Here’s the nightmare in a nutshell. You kill yourself writing a story. It’s the best you can do. You have your opinions about it, but you need to know what others think so you solicit responses from a few readers, and invariably some of them disagree with your own assessment of the work.
Now what? If there’s no objective way to determine who’s subjective opinion is correct, your tendency will probably be to think you’re right, which puts you back where you started. Alternatively, if you’re have little self-esteem or self-confidence, you may assume your readers are right about everything, but that’s just blindness in another guise.
To make matters much worse, if you’re a beginning writer, all of this uncertainty gets magnified by a bazillion. Why? Because you and your readers have no craft knowledge in common which you can use to discuss your opinions. Whatever your ability as a nascent writer, the work you produce will necessarily be driven by a mix of native gifts and capacity for mimicry, rather than by craft-based decisions. If your readers are also new to the craft of storytelling, their responses will also be devoid of craft: “I didn’t like it,” or “I didn’t get it,” or “I wanted more,” etc. And even if you’re lucky enough to have experienced readers, how are you going to know how to respond to or judge their feedback if you don’t share their level of craft knowledge?
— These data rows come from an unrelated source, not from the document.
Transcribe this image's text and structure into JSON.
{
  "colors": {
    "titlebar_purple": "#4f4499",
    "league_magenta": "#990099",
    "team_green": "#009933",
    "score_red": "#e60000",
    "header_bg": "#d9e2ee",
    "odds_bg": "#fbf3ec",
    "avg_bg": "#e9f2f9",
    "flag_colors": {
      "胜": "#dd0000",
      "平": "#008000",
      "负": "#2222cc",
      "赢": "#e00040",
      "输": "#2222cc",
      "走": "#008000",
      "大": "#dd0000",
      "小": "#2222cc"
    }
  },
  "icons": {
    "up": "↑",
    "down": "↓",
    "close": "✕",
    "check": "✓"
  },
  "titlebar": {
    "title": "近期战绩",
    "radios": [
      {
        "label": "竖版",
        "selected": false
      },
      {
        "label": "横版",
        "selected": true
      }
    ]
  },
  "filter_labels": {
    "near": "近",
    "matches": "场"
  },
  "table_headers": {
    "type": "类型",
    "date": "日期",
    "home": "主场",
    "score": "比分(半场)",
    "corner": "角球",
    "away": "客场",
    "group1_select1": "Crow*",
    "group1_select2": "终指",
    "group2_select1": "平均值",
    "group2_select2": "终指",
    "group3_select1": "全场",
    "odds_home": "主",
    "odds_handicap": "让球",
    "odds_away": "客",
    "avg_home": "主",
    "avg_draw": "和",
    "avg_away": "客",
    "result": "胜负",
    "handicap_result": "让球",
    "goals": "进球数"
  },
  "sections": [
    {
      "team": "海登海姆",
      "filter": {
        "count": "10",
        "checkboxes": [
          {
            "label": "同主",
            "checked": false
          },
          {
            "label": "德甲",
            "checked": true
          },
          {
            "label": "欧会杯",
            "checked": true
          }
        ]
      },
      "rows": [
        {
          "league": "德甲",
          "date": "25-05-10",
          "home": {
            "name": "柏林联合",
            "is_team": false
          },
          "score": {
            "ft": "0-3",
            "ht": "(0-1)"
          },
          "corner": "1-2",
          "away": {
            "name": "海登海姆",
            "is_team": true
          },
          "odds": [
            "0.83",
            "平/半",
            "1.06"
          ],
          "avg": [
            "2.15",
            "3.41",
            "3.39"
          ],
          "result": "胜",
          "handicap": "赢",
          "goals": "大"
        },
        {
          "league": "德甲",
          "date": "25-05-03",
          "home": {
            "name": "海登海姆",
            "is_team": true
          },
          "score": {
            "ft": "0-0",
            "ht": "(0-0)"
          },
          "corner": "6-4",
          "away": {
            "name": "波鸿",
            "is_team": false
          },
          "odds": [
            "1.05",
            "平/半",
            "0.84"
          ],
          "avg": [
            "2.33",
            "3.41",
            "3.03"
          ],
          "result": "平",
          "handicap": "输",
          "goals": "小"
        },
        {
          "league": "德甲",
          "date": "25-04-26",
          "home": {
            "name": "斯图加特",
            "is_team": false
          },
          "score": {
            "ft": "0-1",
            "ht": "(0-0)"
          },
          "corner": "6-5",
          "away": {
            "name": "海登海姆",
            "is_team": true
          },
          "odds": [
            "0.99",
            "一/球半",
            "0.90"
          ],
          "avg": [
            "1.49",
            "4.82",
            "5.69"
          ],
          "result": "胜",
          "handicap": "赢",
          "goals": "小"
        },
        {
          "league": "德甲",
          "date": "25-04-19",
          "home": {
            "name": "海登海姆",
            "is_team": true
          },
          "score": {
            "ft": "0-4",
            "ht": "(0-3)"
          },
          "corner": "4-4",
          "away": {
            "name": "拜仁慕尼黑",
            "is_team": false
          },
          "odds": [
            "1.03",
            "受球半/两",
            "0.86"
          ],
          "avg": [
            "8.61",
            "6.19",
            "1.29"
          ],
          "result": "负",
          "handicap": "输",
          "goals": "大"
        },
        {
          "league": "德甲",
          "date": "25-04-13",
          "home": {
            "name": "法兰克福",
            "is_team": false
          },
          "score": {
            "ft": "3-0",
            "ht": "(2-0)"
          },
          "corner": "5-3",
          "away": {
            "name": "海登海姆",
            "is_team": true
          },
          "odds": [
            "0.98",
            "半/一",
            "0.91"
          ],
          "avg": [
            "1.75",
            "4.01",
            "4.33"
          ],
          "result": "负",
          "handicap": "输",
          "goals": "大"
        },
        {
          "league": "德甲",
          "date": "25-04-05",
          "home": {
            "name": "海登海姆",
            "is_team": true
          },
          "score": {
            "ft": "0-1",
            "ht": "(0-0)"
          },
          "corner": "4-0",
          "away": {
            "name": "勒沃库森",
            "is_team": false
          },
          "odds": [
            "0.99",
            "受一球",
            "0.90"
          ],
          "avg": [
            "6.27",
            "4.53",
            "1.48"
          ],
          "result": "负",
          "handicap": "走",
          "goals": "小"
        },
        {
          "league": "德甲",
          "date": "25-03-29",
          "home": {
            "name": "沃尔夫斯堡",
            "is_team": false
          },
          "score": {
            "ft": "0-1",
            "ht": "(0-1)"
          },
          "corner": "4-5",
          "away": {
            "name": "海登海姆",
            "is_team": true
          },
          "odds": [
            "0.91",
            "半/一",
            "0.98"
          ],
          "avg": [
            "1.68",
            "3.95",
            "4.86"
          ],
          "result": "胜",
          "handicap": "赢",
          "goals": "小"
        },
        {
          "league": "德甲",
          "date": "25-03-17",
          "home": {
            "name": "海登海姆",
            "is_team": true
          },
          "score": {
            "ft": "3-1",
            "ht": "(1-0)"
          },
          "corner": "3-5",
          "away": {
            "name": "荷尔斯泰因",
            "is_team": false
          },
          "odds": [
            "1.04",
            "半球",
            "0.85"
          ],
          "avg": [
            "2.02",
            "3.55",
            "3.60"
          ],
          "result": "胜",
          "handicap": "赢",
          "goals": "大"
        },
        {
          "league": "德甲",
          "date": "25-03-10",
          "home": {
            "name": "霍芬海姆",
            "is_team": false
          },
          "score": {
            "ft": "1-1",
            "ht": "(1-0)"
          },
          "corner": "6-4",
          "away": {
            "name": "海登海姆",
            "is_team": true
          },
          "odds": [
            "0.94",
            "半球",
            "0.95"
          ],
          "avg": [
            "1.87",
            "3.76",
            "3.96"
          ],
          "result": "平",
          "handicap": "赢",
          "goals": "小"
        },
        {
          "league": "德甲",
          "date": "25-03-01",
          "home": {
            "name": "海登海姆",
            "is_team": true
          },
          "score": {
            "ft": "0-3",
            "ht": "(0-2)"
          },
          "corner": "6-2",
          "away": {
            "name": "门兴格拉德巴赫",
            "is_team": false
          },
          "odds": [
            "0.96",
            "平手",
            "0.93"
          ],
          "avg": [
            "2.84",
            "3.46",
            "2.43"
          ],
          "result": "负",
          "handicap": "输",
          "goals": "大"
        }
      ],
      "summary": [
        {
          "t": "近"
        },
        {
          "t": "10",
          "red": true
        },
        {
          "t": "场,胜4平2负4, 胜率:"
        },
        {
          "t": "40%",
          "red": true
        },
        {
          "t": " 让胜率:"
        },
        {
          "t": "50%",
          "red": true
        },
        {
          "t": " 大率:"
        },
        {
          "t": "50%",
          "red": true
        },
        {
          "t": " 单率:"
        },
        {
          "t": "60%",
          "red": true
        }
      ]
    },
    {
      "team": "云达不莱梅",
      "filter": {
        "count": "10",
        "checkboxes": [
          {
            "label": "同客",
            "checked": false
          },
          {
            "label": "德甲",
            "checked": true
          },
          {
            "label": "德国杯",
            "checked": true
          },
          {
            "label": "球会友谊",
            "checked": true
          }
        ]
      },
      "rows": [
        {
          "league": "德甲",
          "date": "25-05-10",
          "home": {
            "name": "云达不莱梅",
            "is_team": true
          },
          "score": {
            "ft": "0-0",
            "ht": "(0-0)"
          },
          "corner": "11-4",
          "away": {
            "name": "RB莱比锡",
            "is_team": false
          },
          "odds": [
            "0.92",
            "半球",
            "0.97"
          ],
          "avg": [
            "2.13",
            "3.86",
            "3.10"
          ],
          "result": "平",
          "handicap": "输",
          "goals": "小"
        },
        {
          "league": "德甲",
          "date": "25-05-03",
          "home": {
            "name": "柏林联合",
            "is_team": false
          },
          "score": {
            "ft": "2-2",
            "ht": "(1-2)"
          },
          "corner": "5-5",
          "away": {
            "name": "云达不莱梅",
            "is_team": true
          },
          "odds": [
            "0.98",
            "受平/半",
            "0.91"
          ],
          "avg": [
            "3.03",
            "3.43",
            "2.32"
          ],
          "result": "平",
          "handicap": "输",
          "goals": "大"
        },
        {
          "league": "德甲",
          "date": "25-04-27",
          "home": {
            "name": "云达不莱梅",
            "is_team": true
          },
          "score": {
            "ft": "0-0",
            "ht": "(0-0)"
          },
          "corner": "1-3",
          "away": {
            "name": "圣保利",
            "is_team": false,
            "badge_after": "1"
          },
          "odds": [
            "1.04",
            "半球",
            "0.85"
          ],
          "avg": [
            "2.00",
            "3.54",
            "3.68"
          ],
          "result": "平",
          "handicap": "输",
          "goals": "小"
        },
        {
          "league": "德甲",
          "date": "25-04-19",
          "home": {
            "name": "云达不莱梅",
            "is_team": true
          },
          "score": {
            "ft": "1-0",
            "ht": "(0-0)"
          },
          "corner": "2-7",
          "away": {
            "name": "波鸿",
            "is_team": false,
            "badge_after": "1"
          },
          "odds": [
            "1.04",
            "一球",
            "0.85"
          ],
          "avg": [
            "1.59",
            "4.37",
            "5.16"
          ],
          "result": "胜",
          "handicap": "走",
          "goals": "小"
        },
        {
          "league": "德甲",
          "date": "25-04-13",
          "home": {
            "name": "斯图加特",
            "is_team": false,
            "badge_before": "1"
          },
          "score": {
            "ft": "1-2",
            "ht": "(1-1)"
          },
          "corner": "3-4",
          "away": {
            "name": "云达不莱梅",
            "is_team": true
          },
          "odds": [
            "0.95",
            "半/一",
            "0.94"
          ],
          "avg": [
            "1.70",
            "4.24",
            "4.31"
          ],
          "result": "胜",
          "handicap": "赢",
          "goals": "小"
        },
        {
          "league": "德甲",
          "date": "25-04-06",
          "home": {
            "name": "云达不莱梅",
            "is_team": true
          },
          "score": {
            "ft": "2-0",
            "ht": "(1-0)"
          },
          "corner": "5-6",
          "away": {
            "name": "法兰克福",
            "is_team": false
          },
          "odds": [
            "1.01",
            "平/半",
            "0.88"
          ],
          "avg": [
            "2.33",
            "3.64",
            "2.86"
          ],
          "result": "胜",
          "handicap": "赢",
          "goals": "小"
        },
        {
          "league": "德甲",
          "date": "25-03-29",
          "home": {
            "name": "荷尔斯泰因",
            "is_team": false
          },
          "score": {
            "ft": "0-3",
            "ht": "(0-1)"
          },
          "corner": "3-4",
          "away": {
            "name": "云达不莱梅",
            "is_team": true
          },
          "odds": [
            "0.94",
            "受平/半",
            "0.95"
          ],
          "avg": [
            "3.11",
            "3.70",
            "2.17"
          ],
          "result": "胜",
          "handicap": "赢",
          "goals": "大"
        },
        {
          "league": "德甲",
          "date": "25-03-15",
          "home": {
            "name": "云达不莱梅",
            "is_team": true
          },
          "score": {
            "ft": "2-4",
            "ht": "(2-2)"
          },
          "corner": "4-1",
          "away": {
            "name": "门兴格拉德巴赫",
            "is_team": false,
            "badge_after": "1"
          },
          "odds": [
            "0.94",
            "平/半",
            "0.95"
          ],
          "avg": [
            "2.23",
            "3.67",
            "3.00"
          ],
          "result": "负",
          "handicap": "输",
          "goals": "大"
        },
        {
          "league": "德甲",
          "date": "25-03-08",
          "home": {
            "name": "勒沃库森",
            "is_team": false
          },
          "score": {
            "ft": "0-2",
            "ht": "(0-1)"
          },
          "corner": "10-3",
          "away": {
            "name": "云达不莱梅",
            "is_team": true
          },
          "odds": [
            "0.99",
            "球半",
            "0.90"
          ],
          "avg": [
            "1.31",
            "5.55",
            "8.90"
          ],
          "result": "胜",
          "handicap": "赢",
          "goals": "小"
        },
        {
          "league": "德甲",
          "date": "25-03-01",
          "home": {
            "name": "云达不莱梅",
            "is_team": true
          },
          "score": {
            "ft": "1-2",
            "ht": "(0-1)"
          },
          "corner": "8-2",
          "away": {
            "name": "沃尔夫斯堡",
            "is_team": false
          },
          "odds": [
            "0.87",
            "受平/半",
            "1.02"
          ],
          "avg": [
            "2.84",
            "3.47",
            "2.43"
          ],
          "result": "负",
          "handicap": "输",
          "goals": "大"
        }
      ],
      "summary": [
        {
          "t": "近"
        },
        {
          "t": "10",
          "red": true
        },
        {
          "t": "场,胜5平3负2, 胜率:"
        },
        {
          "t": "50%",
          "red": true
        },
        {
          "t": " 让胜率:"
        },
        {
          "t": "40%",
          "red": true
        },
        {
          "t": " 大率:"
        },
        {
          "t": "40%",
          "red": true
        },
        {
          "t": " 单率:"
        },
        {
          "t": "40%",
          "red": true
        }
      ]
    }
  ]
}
— Mark Barrett
Vincent Eaton says
I’ve been in several writing workshops and writer’s groups. It usually worked out that out of, say, 8 readers, 2 would be completely on the wavelength of the story/novel/book; special attention was given to them. Those with little experience were indeed generic in their appraisal, and the more experienced more discerning. Yet it could be as unhelpful. It’s a crap shoot, and, after one has one’s voice, a distraction. But, in the beginning, a needed feedback and social framework. But something to grow out of with confidence, and, as mentioned, the discovering and nurturing of one’s own voice. Again: it’s those who are on the wavelength of the story who are valuable to pay most attention to in their critiques.
I don’t disagree, particularly regarding questions about one’s story as a whole. But even people who may not ‘get’ what you’re doing can provide useful feedback about specifics. Maybe they tripped over a sentence and you suddenly see how to fix it. Maybe they were put off by an assumption you made: if you change your assumption, you potentially open the work up to more readers.
Still, as noted more than once in these posts on workshops, there’s nothing more valuable than a trusted reader, and finding people who understand what you’re trying to do is invaluable. (That the web allows such relationships to continue after a workshop ends is also a boon. Back in the day, when people were gone, they were gone.)